Across the South Africa, right now, there are millions of second hand motor vehicles on sale through private sellers, second hand dealerships, and of course, repo vehicle dealerships.
Many buyers are cautious about used vehicles for a number of reasons. They ask themselves:
- What if there is something wrong with the car and it breaks down within a few weeks? How will I afford to repair it?
- Will I be able to sell it on in the future or is the mileage too high?
- Is the smiling salesman telling the truth about this car?
- Are they ripping me off with the price?
- Will the car’s owners ever actually see the money for the car?
Buying second hand can be daunting. Unless you are a mechanic or a serious car enthusiast, you will probably experience anxiety at the thought of buying your vehicle second hand. Cars are expensive, and if you cannot afford the payments on a brand new vehicle, your only option is to buy second hand.
A repossessed vehicle from a repo vehicle dealership might lessen your anxiety and make your experience somewhat easier.
What do they do?
A repo dealership auctions and sells cars on behalf of banks that have repossessed cars from clients who have not been able to make their loan payments. There are several benefits to purchasing a repossessed car over a normal second hand car.
- Repossessed cars are often quite new.
Who wouldn’t want a car that looks, feels and perhaps even smells new at second hand prices? Apart from the benefit of the aesthetics, the car would have less wear and tear on tyres, breaks, the clutch and other essential parts.
- Being new, the car might still have a warranty.
If the car is not too old, it might still have a warranty against rust or other damage. Some warranty’s are valid for as many as 12 years, or even more in some cases.
- The car might still have a service plan

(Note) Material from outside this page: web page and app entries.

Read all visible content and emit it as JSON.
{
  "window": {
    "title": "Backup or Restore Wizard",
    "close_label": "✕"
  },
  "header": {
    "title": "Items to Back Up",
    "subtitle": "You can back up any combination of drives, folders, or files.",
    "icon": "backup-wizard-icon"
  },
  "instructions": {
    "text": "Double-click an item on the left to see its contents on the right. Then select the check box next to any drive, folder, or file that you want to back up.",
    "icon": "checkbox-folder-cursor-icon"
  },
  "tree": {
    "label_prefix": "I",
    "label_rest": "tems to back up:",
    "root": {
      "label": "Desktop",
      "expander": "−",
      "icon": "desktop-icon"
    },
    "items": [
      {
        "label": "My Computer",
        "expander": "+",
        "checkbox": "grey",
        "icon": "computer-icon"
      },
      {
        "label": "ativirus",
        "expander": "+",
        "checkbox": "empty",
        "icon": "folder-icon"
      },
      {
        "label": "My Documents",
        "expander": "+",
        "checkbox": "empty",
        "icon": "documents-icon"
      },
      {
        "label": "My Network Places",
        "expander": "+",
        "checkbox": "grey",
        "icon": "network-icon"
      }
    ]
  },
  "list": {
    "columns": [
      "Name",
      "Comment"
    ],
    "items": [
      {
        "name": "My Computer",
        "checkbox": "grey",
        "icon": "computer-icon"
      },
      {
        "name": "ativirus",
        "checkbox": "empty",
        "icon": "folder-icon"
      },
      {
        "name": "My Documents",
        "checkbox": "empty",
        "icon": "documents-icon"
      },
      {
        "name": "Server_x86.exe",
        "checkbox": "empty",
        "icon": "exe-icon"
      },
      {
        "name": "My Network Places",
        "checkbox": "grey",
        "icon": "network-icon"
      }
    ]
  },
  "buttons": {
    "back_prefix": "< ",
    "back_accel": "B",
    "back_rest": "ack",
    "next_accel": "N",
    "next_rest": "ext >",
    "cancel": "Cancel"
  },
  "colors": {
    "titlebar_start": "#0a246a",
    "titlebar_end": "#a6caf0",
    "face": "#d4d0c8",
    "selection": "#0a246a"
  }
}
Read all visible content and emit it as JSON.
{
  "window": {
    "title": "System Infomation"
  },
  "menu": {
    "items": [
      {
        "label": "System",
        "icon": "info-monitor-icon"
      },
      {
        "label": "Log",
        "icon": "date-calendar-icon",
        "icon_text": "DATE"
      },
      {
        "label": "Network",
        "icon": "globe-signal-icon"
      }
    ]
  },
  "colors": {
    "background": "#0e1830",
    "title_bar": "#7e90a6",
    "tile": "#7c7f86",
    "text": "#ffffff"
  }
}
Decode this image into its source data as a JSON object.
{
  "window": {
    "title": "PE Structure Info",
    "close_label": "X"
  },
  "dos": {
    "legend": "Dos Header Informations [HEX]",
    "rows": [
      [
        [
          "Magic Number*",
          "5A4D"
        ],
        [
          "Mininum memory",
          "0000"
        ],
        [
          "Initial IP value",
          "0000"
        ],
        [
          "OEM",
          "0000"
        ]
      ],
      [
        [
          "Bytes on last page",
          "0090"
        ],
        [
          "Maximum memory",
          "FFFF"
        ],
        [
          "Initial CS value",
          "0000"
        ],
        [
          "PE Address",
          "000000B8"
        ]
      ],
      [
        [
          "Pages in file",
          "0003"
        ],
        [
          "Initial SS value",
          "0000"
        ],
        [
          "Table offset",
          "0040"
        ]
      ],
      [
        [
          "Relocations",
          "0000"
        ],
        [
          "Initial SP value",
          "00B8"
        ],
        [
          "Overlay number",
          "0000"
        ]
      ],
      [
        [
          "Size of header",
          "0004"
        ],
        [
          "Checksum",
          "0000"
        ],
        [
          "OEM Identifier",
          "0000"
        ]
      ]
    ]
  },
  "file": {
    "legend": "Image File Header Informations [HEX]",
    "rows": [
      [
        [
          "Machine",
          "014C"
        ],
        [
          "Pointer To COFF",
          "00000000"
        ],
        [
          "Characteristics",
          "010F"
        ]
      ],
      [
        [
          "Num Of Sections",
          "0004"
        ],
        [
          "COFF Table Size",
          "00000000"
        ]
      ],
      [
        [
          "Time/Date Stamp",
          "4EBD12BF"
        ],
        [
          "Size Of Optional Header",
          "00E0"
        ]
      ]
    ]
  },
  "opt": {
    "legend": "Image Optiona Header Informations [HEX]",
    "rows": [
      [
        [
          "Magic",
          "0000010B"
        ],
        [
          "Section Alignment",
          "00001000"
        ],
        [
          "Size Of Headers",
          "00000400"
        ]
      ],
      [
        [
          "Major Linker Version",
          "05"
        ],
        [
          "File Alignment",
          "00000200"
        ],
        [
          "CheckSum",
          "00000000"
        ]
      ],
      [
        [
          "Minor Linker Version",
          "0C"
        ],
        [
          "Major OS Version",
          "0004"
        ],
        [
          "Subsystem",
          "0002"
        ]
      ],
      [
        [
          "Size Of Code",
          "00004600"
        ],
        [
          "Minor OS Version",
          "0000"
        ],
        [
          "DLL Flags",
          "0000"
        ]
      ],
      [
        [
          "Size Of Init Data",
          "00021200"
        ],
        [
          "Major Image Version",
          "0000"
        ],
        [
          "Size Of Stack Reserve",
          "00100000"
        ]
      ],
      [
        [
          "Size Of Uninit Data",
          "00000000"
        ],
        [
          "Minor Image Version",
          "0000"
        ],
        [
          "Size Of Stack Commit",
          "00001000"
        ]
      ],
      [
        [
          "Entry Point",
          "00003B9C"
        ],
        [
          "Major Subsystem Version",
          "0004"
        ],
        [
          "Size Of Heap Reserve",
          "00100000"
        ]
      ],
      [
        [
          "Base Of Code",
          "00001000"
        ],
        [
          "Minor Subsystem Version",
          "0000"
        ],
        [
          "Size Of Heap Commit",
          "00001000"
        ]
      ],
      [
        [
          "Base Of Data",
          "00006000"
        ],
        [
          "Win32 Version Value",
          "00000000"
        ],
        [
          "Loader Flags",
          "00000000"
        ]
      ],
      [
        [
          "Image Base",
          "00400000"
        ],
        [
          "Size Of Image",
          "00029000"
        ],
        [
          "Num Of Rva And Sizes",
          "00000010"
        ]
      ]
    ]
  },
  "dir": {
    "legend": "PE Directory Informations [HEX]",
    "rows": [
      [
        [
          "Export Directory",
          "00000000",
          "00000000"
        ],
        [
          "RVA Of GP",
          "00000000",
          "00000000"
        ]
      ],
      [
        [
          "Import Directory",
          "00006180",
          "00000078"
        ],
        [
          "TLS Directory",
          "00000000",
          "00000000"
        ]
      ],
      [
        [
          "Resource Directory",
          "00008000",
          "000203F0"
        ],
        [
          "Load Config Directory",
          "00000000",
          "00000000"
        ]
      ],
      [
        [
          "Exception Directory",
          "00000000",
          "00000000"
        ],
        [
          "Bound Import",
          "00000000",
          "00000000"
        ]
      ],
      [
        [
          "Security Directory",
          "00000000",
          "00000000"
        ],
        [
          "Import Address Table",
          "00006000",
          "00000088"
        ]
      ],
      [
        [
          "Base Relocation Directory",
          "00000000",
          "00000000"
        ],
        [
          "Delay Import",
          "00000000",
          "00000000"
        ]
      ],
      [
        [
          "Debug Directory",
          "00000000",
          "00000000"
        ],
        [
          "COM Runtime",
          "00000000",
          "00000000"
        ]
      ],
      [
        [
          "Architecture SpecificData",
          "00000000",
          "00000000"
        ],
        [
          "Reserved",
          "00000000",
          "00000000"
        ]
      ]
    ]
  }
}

Similar to warranty’s, service plans are valid for a number of years or kilometres and a repossessed car might still have one. This would save you money on services and, depending on your plan, minor damage and wear and tear.
- At an auction, there is not a set price
At an auction, the price is decided by the buyers. There is no set and non-negotiable price provided by the seller, the audience themselves decide how much they are willing to pay for a vehicle. However, the price can go higher if there are several people determined to buy one specific vehicle.
To sum, buying a bank repossessed car rather than a vehicle from a normal second hand dealership has several benefits and might save you stress and anxiety.
However, as with anything, there is a downside to looking for a repossessed car. Many second hand dealerships are not honest about their cars, and there have been cases of dealerships pretending that their vehicles are bank repossessed when they are not. In order to make sure the dealership you are dealing with is not deceiving you in any way, make use of the following tips.
a) Do your research before choosing a dealership. Many people, after having a bad experience, will put a complaint on the internet to warn other potential victims.
b) Ask your family and friends about their experiences with second hand dealerships.
c) If a dealership claims to be selling repossessed cars, contact the bank that allegedly repossessed those cars to make sure.
d) Be smart. Don’t fall for a winning smile and a lot of talk. Take someone with you, prepare a list of questions to ask and think carefully before purchasing your vehicle.
Finding a second hand vehicle is always going to be somewhat stressful, but finding a reputable repo vehicle dealership and choosing to buy a repossessed car rather than a second hand car might be the best move for you and for your peace of mind.